▸ **Work request**: Search the material below for the word "data". Copy every line that has it.

-------------------------

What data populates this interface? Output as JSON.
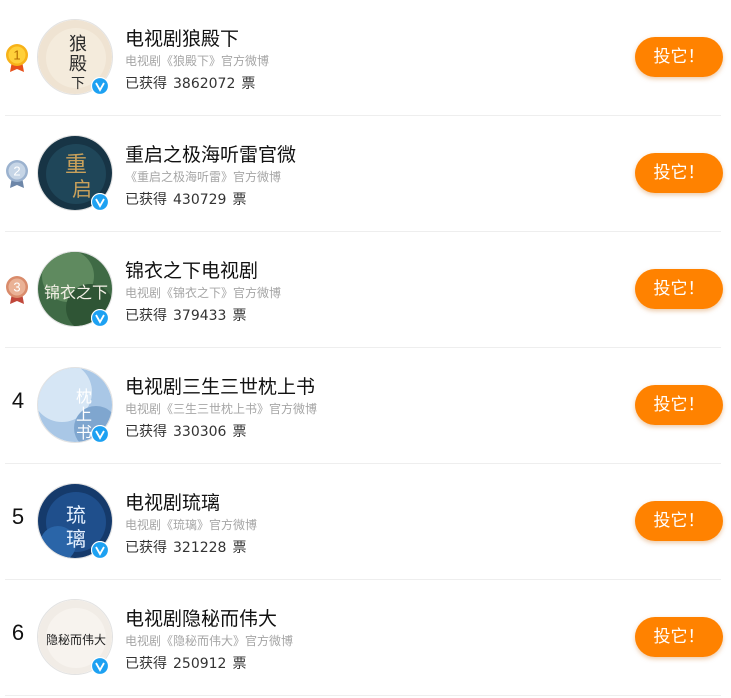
{
  "colors": {
    "accent": "#ff8200",
    "verified": "#1da1f2",
    "gold": "#f5a623",
    "silver": "#8fa6c6",
    "bronze": "#d97a57"
  },
  "items": [
    {
      "rank": "1",
      "rank_badge": "gold-medal-icon",
      "title": "电视剧狼殿下",
      "subtitle": "电视剧《狼殿下》官方微博",
      "votes_label": "已获得",
      "votes": "3862072",
      "votes_unit": "票",
      "button": "投它！",
      "avatar_text": "狼殿下"
    },
    {
      "rank": "2",
      "rank_badge": "silver-medal-icon",
      "title": "重启之极海听雷官微",
      "subtitle": "《重启之极海听雷》官方微博",
      "votes_label": "已获得",
      "votes": "430729",
      "votes_unit": "票",
      "button": "投它！",
      "avatar_text": "重启"
    },
    {
      "rank": "3",
      "rank_badge": "bronze-medal-icon",
      "title": "锦衣之下电视剧",
      "subtitle": "电视剧《锦衣之下》官方微博",
      "votes_label": "已获得",
      "votes": "379433",
      "votes_unit": "票",
      "button": "投它！",
      "avatar_text": "锦衣之下"
    },
    {
      "rank": "4",
      "title": "电视剧三生三世枕上书",
      "subtitle": "电视剧《三生三世枕上书》官方微博",
      "votes_label": "已获得",
      "votes": "330306",
      "votes_unit": "票",
      "button": "投它！",
      "avatar_text": "枕上书"
    },
    {
      "rank": "5",
      "title": "电视剧琉璃",
      "subtitle": "电视剧《琉璃》官方微博",
      "votes_label": "已获得",
      "votes": "321228",
      "votes_unit": "票",
      "button": "投它！",
      "avatar_text": "琉璃"
    },
    {
      "rank": "6",
      "title": "电视剧隐秘而伟大",
      "subtitle": "电视剧《隐秘而伟大》官方微博",
      "votes_label": "已获得",
      "votes": "250912",
      "votes_unit": "票",
      "button": "投它！",
      "avatar_text": "隐秘而伟大"
    }
  ]
}
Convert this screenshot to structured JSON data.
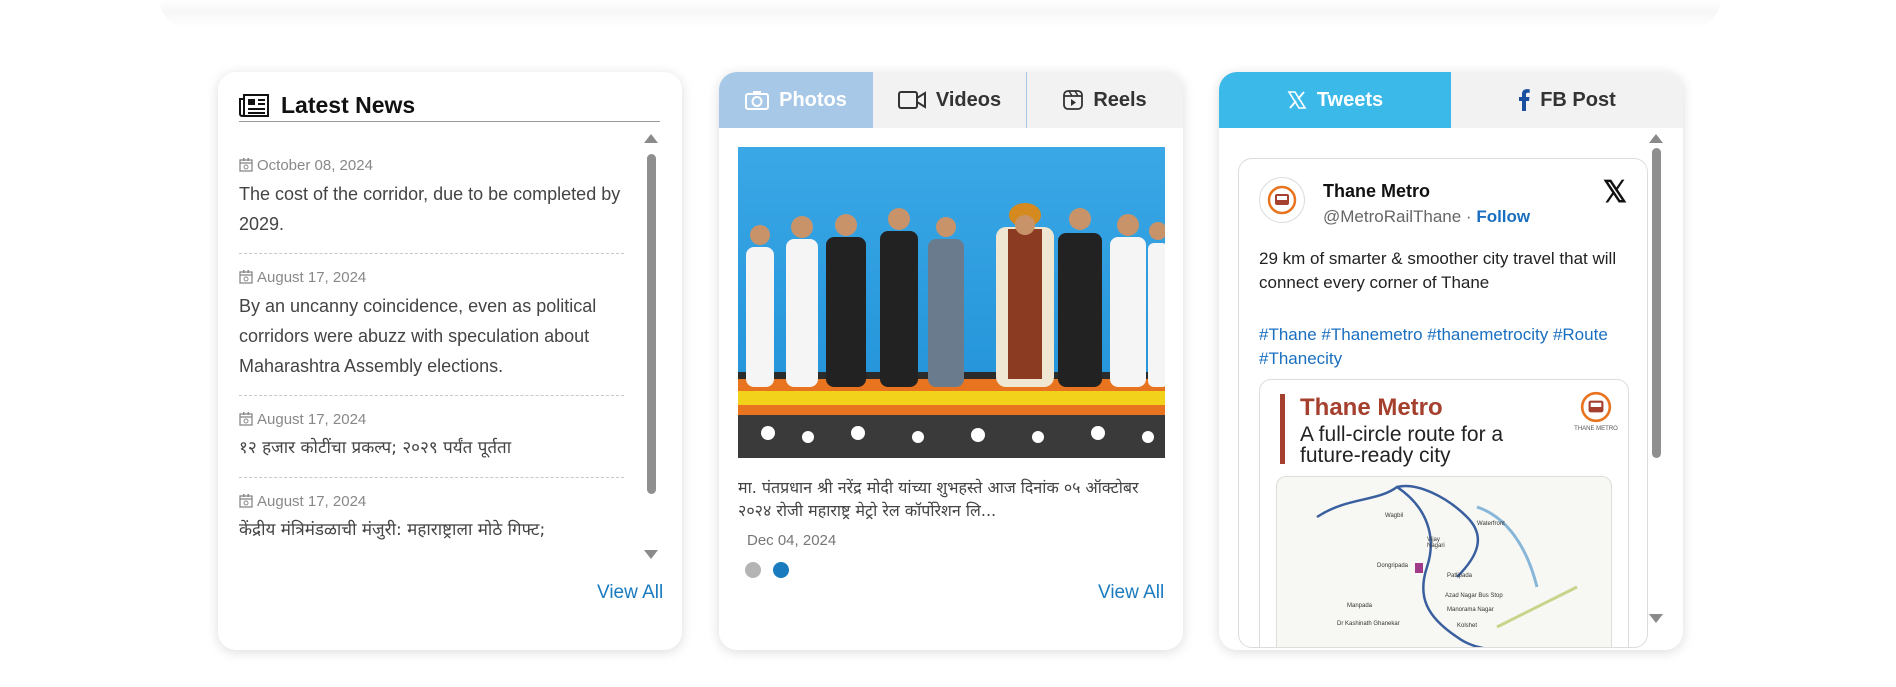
{
  "news": {
    "title": "Latest News",
    "view_all": "View All",
    "items": [
      {
        "date": "October 08, 2024",
        "text": "The cost of the corridor, due to be completed by 2029."
      },
      {
        "date": "August 17, 2024",
        "text": "By an uncanny coincidence, even as political corridors were abuzz with speculation about Maharashtra Assembly elections."
      },
      {
        "date": "August 17, 2024",
        "text": "१२ हजार कोटींचा प्रकल्प; २०२९ पर्यंत पूर्तता"
      },
      {
        "date": "August 17, 2024",
        "text": "केंद्रीय मंत्रिमंडळाची मंजुरी: महाराष्ट्राला मोठे गिफ्ट;"
      }
    ]
  },
  "media": {
    "tabs": [
      {
        "label": "Photos",
        "icon": "camera-icon",
        "active": true
      },
      {
        "label": "Videos",
        "icon": "video-icon",
        "active": false
      },
      {
        "label": "Reels",
        "icon": "reels-icon",
        "active": false
      }
    ],
    "caption": "मा. पंतप्रधान श्री नरेंद्र मोदी यांच्या शुभहस्ते आज दिनांक ०५ ऑक्टोबर २०२४ रोजी महाराष्ट्र मेट्रो रेल कॉर्पोरेशन लि...",
    "date": "Dec 04, 2024",
    "view_all": "View All",
    "slides": 2,
    "active_slide": 2,
    "colors": {
      "active_tab": "#a7c8e6",
      "accent": "#1a7bbf"
    }
  },
  "social": {
    "tabs": [
      {
        "label": "Tweets",
        "icon": "x-logo-icon",
        "active": true
      },
      {
        "label": "FB Post",
        "icon": "facebook-icon",
        "active": false
      }
    ],
    "tweet": {
      "name": "Thane Metro",
      "handle": "@MetroRailThane",
      "separator": " · ",
      "follow": "Follow",
      "text": "29 km of smarter & smoother city travel that will connect every corner of Thane",
      "hashtags": [
        "#Thane",
        "#Thanemetro",
        "#thanemetrocity",
        "#Route",
        "#Thanecity"
      ],
      "card_title": "Thane Metro",
      "card_subtitle": "A full-circle route for a future-ready city",
      "logo_text": "THANE METRO",
      "map_labels": [
        "Wagbil",
        "Waterfront",
        "Vijay Nagari",
        "Dongripada",
        "Patlipada",
        "Azad Nagar Bus Stop",
        "Manpada",
        "Manorama Nagar",
        "Dr Kashinath Ghanekar",
        "Kolshet"
      ]
    },
    "colors": {
      "active_tab": "#3bb9e9",
      "link": "#1a6fc0",
      "brand": "#a5402e"
    }
  }
}
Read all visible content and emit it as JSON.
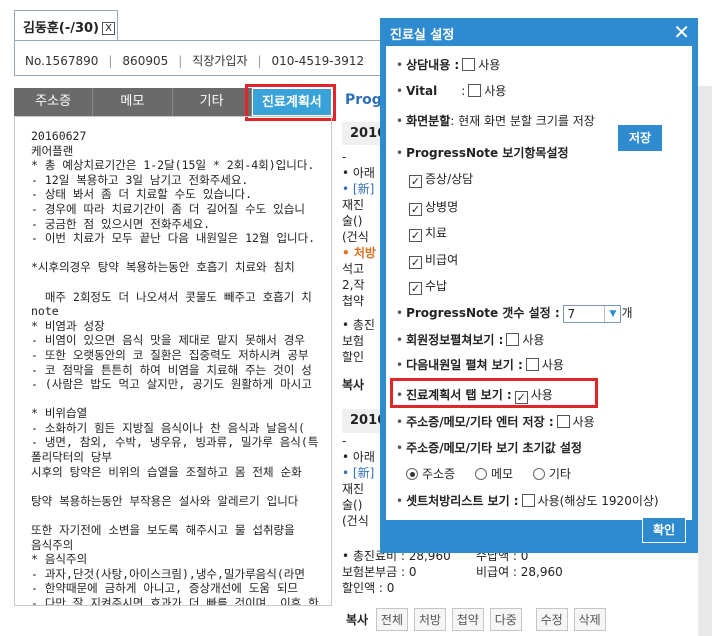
{
  "patient": {
    "name": "김동훈(-/30)",
    "close": "X",
    "chart_no": "No.1567890",
    "code": "860905",
    "insurance": "직장가입자",
    "phone": "010-4519-3912"
  },
  "left_tabs": [
    "주소증",
    "메모",
    "기타",
    "진료계획서"
  ],
  "left_text": "20160627\n케어플랜\n* 총 예상치료기간은 1-2달(15일 * 2회-4회)입니다.\n- 12일 복용하고 3일 남기고 전화주세요.\n- 상태 봐서 좀 더 치료할 수도 있습니다.\n- 경우에 따라 치료기간이 좀 더 길어질 수도 있습니\n- 궁금한 점 있으시면 전화주세요.\n- 이번 치료가 모두 끝난 다음 내원일은 12월 입니다.\n\n*시후의경우 탕약 복용하는동안 호흡기 치료와 침치\n\n  매주 2회정도 더 나오셔서 콧물도 빼주고 호흡기 치\nnote\n* 비염과 성장\n- 비염이 있으면 음식 맛을 제대로 맡지 못해서 경우\n- 또한 오랫동안의 코 질환은 집중력도 저하시켜 공부\n- 코 점막을 튼튼히 하여 비염을 치료해 주는 것이 성\n- (사람은 밥도 먹고 살지만, 공기도 원활하게 마시고\n\n* 비위습열\n- 소화하기 힘든 지방질 음식이나 찬 음식과 날음식(\n- 냉면, 참외, 수박, 냉우유, 빙과류, 밀가루 음식(특\n폴리닥터의 당부\n시후의 탕약은 비위의 습열을 조절하고 몸 전체 순화\n\n탕약 복용하는동안 부작용은 설사와 알레르기 입니다\n\n또한 자기전에 소변을 보도록 해주시고 물 섭취량을 \n음식주의\n* 음식주의\n- 과자,단것(사탕,아이스크림),냉수,밀가루음식(라면\n- 한약때문에 금하게 아니고, 증상개선에 도움 되므\n- 다만 잘 지켜주시면 효과가 더 빠를 것이며, 이후 한",
  "mid": {
    "title": "Progr",
    "year1": "2016",
    "year2": "2016",
    "lines_a": [
      "-",
      "• 아래",
      "• [新]",
      "  재진",
      "  술()",
      "  (건식"
    ],
    "red_label": "• 처방",
    "lines_b": [
      "  석고",
      "  2,작",
      "  첩약"
    ],
    "lines_c": [
      "• 총진",
      "  보험",
      "  할인"
    ],
    "copy": "복사",
    "lines_d": [
      "-",
      "• 아래",
      "• [新]",
      "  재진",
      "  술()",
      "  (건식"
    ],
    "fee_label": "• 총진료비 : 28,960",
    "fee_right": "수납액 : 0",
    "insured": "보험본부금 : 0",
    "noncovered": "비급여 : 28,960",
    "discount": "할인액 : 0",
    "toolbar": [
      "복사",
      "전체",
      "처방",
      "첩약",
      "다중",
      "수정",
      "삭제"
    ]
  },
  "dialog": {
    "title": "진료실 설정",
    "close": "✕",
    "consult_label": "상담내용 :",
    "use": "사용",
    "vital_label": "Vital",
    "split_label": "화면분할",
    "split_text": ": 현재 화면 분할 크기를 저장",
    "save": "저장",
    "progress_label": "ProgressNote 보기항목설정",
    "progress_items": [
      "증상/상담",
      "상병명",
      "치료",
      "비급여",
      "수납"
    ],
    "count_label": "ProgressNote 갯수 설정 :",
    "count_value": "7",
    "count_unit": "개",
    "fold_label": "회원정보펼쳐보기 :",
    "next_label": "다음내원일 펼쳐 보기 :",
    "plan_label": "진료계획서 탭 보기 :",
    "enter_label": "주소증/메모/기타 엔터 저장 :",
    "initial_label": "주소증/메모/기타 보기 초기값 설정",
    "radio": [
      "주소증",
      "메모",
      "기타"
    ],
    "setlist_label": "셋트처방리스트 보기 :",
    "setlist_text": "사용(해상도 1920이상)",
    "confirm": "확인"
  },
  "colors": {
    "accent": "#2e8bd0",
    "highlight": "#e0262b",
    "tab_active": "#39a2d8",
    "tab_bar": "#6a6a6a"
  }
}
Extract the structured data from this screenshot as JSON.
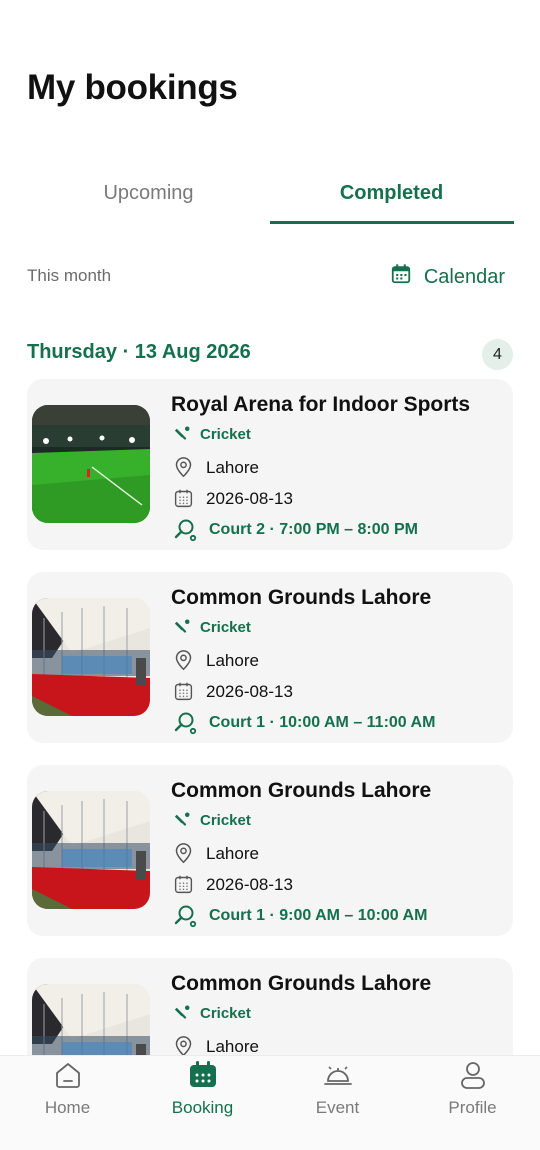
{
  "page": {
    "title": "My bookings"
  },
  "tabs": {
    "upcoming": "Upcoming",
    "completed": "Completed",
    "active": "completed"
  },
  "filter": {
    "label": "This month",
    "calendar_label": "Calendar"
  },
  "group": {
    "date": "Thursday · 13 Aug 2026",
    "count": "4"
  },
  "colors": {
    "accent": "#15704d",
    "card_bg": "#f5f5f5",
    "badge_bg": "#e4efe9",
    "muted": "#7a7a7a"
  },
  "bookings": [
    {
      "venue": "Royal Arena for Indoor Sports",
      "sport": "Cricket",
      "location": "Lahore",
      "date": "2026-08-13",
      "slot": "Court 2 · 7:00 PM – 8:00 PM",
      "image": "outdoor-turf-night"
    },
    {
      "venue": "Common Grounds Lahore",
      "sport": "Cricket",
      "location": "Lahore",
      "date": "2026-08-13",
      "slot": "Court 1 · 10:00 AM – 11:00 AM",
      "image": "covered-padel-court"
    },
    {
      "venue": "Common Grounds Lahore",
      "sport": "Cricket",
      "location": "Lahore",
      "date": "2026-08-13",
      "slot": "Court 1 · 9:00 AM – 10:00 AM",
      "image": "covered-padel-court"
    },
    {
      "venue": "Common Grounds Lahore",
      "sport": "Cricket",
      "location": "Lahore",
      "date": "",
      "slot": "",
      "image": "covered-padel-court"
    }
  ],
  "nav": [
    {
      "label": "Home",
      "icon": "home-icon"
    },
    {
      "label": "Booking",
      "icon": "calendar-icon",
      "active": true
    },
    {
      "label": "Event",
      "icon": "cloche-icon"
    },
    {
      "label": "Profile",
      "icon": "user-icon"
    }
  ]
}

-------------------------

▸ **Solution for this problem**:
What data populates this interface? Output as JSON.
Convert this screenshot to structured JSON data.
Extract the structured data from this screenshot as JSON.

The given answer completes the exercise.